When it comes to a variety of products and services, quality is often defined by the consumer. While certain criteria might be established, quality is frequently interpreted by each customer. In a laboratory setting, quality is defined by compliance with specifications. Rather than being determined by each consumer, quality is measurable in laboratories.
Mass Production and Quality Control
During the days when goods were produced by individuals, quality was in the eye of the beholder. Mass production lead to the creation of quality control standards. Evaluations were continually performed to ensure the goods were consistent and viable. As laboratories were developed and evolved, they transformed from a place where one or two people experimented to huge facilities that did everything from testing to production and more.
The Establishment of Quality Management
Quality is specifically important in a laboratory to ensure the highest level of accuracy and safety. Quality management is an organizational approach to developing a quality policy beyond quality assurance and quality control. A wide variety of factors is considered and measured. Equipment must be managed, ranging from overhead laboratory stirrers to sanitary strainers and more. Supplies are evaluated, from software to chemicals used for laboratory protocols. Management of capital is a considering as well as ongoing compliance training and achieving optimum customer service.
Accuracy is Imperative
The goal is to ensure the final laboratory results are correct and accurate. Systematic activities encourage the highest level of accuracy during testing. The management team at a laboratory must verify standard operating procedures and documentation are key components of their quality assurance programs. A laboratory is a controlled environment where accurate documentation is a requirement as well as an analytical method for further validation. Testing results must be verified and medical personnel validated.
The Audit as a Tool
Audits are a tool used to verify compliance and maintain a quality system that works all the time. Audits can also show where improvements can be made, ranging from personnel performance to laboratory processes. The audit results include preventative actions that can be taking as well as corrective ones to continually improve the quality system. The three major items addressed by a quality assurance program include proficiency testing, uncertainty, and traceability. Performance can also be measured by accreditation and measured against the International Organization for Standardization, which was created in 1947 to address quality measurement issues. These quality standards are now recognized in a variety of industries people depend on each day, including testing laboratories, the food and beverage industry, and the pharmaceutical industry.
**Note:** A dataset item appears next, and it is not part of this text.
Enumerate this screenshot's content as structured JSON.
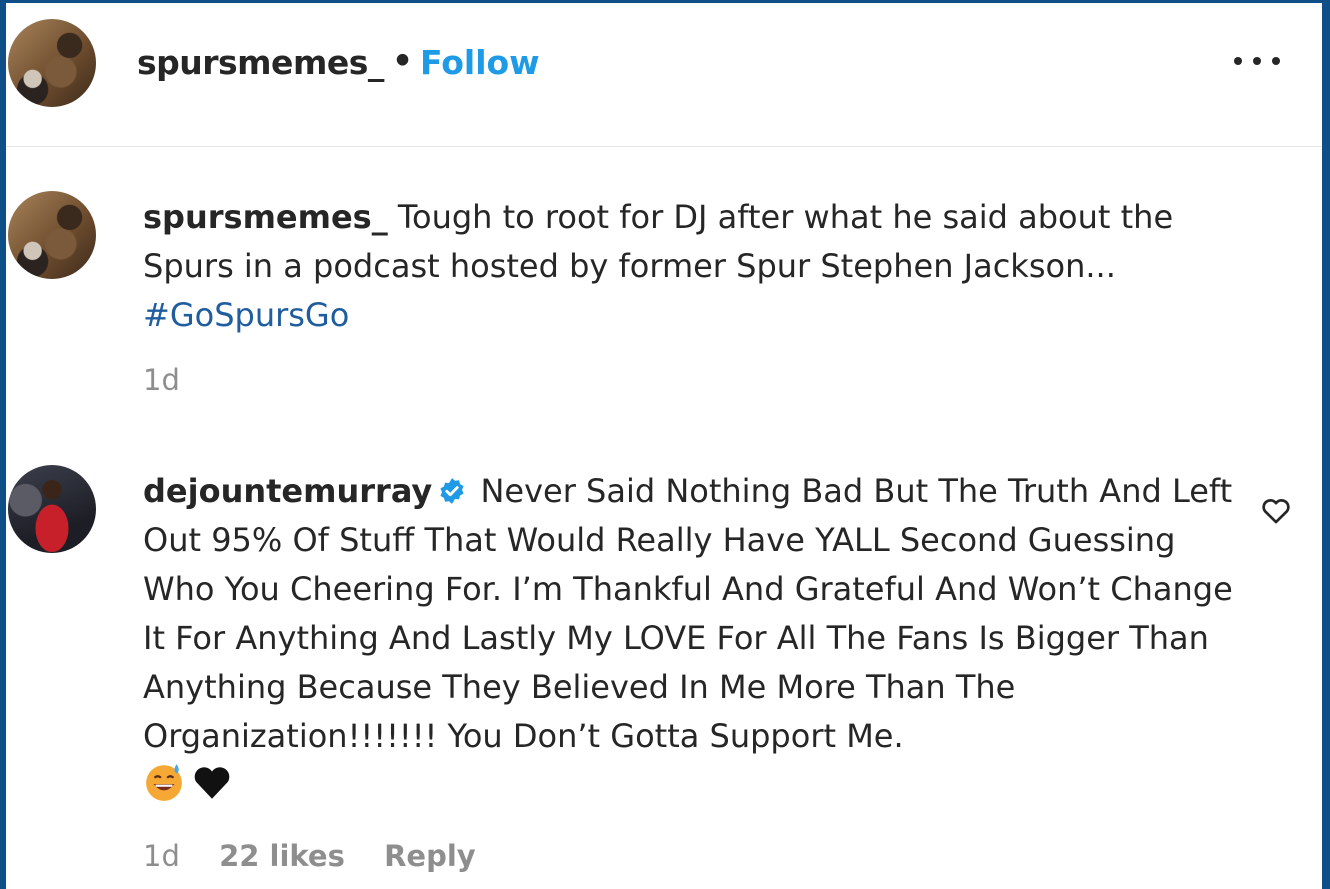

Another way of boosting productivity and ensuring greater accuracy is the integration of cutting edge robotics for microplate handling related to ELISA testing and other common functions. Quality goes beyond what consumers can see in these industries which make quality assurance and compliance essential for greater peace of mind.